(Records from a data source)
==*==

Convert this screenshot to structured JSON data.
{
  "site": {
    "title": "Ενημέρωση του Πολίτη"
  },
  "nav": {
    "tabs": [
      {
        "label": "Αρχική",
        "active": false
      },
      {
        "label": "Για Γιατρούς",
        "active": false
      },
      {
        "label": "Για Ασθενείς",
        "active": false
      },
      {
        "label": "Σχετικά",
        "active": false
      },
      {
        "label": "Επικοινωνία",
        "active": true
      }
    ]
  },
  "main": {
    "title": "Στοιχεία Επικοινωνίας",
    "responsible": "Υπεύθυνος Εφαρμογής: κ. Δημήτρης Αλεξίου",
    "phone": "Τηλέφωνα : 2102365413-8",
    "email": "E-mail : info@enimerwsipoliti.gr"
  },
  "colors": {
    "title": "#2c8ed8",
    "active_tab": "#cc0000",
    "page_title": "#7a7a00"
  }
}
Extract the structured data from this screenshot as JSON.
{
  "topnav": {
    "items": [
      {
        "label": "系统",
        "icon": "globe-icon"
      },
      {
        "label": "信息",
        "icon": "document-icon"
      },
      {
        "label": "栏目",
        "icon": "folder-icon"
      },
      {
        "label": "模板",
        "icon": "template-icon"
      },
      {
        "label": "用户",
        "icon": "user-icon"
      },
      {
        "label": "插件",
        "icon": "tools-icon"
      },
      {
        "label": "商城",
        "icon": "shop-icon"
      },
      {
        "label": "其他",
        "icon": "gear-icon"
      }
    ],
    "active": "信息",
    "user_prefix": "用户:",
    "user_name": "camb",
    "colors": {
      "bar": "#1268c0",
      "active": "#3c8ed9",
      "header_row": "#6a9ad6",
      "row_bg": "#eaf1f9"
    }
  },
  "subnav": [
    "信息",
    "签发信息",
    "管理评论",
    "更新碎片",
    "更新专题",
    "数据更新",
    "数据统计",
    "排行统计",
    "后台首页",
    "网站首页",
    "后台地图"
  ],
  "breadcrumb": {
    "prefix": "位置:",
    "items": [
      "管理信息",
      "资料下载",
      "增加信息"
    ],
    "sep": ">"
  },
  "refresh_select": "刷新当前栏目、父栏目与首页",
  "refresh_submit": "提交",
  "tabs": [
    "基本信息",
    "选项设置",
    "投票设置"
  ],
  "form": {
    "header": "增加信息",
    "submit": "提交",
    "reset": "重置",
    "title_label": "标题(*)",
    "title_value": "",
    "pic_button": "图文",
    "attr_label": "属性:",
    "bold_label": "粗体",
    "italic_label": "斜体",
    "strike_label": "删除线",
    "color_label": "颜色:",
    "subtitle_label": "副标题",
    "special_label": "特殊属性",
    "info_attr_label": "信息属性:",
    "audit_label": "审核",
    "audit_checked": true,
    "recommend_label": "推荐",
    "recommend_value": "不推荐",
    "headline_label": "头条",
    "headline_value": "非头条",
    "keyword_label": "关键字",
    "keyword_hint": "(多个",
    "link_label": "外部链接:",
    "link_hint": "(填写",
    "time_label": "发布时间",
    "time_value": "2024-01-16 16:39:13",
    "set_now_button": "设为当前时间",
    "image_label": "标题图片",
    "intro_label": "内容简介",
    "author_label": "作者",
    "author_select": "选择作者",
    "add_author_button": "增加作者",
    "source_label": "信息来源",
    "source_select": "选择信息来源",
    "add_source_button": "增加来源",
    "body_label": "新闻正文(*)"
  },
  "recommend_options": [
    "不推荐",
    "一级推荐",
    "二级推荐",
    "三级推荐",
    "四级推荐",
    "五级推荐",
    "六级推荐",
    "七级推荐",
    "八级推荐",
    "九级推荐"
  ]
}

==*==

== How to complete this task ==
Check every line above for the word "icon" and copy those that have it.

== Exercise answer ==
        "icon": "globe-icon"
        "icon": "document-icon"
        "icon": "folder-icon"
        "icon": "template-icon"
        "icon": "user-icon"
        "icon": "tools-icon"
        "icon": "shop-icon"
        "icon": "gear-icon"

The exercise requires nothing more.